Here's a tip I borrowed indirectly from our colleagues in the U/S guided biopsy
field. The cap of a pen (obviously without a pocket clip), when pressed firmly
but gently into the skin for a count of about 5 seconds will leave a distinct
mark which will last for several minutes. I map the vein as if I had a marker
pen then wipe off the gel and connect the dots with a marker pen. You can devise your own system
for marking the location and direction of branches. I usually double check
branch location after the main conduit is marked. I indicate the size of the
vein at the groin, knee, ankle and foot. If you are having trouble visualizing
veins try sitting the patient up on the edge of the elevated bed with their
foot resting on your seat between your legs. It sounds kinky but it works and
it beats getting all bent out of shape crawling around on the floor. In this
position you can comfortably scan the LSV and the calf portion of the GSV.
Mapping the LSV in this position takes practice and you may wind up back on the floor.
Always remember that with the patient sitting or standing, the hydrostatic
pressure on the veins approaches that of an artery so they don't compress all

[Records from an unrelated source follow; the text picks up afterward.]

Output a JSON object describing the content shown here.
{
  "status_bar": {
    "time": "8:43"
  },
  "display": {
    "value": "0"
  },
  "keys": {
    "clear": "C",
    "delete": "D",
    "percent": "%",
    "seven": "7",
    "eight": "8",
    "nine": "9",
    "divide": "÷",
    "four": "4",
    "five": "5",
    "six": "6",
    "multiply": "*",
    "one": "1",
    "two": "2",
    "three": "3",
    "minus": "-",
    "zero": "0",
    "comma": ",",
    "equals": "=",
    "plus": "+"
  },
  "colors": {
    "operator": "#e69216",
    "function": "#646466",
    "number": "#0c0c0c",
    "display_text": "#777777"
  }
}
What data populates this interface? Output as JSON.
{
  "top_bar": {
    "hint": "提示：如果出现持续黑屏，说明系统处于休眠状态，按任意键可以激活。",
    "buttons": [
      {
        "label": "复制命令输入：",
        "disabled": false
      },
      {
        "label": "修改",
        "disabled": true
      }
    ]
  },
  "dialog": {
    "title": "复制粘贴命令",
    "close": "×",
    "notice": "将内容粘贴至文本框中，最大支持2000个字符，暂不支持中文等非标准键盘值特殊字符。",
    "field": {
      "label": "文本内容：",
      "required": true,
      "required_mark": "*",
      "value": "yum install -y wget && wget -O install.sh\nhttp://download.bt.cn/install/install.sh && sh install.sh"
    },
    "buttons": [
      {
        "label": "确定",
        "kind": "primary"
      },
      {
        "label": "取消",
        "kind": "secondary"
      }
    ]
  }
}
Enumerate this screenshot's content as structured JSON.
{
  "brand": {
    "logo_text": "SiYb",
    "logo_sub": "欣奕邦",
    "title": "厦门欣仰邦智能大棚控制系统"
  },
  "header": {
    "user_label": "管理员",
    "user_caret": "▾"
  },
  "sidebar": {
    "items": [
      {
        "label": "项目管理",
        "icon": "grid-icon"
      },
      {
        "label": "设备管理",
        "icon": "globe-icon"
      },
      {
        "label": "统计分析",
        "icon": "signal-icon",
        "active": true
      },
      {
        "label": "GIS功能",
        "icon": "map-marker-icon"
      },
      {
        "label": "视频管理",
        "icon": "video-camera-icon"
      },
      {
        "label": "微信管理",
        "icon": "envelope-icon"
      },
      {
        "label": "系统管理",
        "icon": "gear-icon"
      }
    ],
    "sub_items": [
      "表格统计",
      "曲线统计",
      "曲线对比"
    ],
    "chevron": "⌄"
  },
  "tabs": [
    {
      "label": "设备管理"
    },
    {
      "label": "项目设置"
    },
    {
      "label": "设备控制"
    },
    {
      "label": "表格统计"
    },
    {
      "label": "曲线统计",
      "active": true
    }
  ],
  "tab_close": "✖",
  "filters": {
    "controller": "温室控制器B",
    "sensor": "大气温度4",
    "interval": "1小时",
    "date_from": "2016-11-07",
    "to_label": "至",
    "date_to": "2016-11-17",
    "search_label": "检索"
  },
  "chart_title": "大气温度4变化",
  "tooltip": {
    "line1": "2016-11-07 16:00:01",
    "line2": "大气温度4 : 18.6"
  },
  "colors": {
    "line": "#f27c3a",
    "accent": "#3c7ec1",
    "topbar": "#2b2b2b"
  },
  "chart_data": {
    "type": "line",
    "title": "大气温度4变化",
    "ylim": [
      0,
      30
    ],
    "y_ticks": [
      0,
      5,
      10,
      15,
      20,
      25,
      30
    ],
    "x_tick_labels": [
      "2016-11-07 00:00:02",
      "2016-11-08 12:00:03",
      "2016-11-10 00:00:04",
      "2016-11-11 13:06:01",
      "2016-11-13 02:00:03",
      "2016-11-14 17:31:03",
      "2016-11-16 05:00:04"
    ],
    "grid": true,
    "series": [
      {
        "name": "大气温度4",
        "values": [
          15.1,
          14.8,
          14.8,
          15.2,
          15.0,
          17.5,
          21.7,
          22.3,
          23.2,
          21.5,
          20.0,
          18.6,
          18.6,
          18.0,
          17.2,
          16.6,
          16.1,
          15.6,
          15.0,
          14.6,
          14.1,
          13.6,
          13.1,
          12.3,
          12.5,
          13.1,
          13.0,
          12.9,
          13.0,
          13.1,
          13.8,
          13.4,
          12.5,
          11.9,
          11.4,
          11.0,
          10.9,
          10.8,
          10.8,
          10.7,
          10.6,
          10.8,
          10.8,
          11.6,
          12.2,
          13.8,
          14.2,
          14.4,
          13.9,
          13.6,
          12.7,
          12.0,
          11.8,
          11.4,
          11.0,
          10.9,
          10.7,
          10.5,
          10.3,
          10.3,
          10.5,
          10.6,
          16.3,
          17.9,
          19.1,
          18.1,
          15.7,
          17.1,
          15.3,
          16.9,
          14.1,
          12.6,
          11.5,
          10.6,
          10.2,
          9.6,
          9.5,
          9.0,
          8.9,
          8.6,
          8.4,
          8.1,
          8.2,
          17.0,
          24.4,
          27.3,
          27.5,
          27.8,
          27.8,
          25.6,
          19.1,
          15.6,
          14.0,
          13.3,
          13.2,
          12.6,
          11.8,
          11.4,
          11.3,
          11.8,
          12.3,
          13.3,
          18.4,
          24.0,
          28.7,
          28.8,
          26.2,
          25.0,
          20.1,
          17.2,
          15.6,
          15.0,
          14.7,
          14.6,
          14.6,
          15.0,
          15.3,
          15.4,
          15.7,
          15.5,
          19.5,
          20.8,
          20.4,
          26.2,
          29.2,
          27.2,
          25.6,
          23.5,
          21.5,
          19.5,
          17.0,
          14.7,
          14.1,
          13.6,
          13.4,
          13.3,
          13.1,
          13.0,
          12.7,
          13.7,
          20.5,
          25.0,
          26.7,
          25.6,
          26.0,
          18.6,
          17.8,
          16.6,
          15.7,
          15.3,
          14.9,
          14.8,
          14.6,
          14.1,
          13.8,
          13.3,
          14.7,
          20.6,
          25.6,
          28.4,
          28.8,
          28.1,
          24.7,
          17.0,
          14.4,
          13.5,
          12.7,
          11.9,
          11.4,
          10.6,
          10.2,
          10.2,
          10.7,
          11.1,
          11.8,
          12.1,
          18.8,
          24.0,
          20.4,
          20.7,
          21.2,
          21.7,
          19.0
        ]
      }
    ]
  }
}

too well, don't be fooled into concluding that they are noncompressible. If in
doubt, retest with patient supine. I hope this has been useful. We do a fair
wack of vein mapping and it seems to work. We get lots of feedback from the
surgeons on our accuracy and we are rated for QA: a score of 3 means bang on;
2 means close but no cigar and 1 means next time put your glasses on.
Fortunately we have had mostly 3's.
Steve Knight RVT
Fletcher-Allen Health Care
In affiliation with the University of Vermont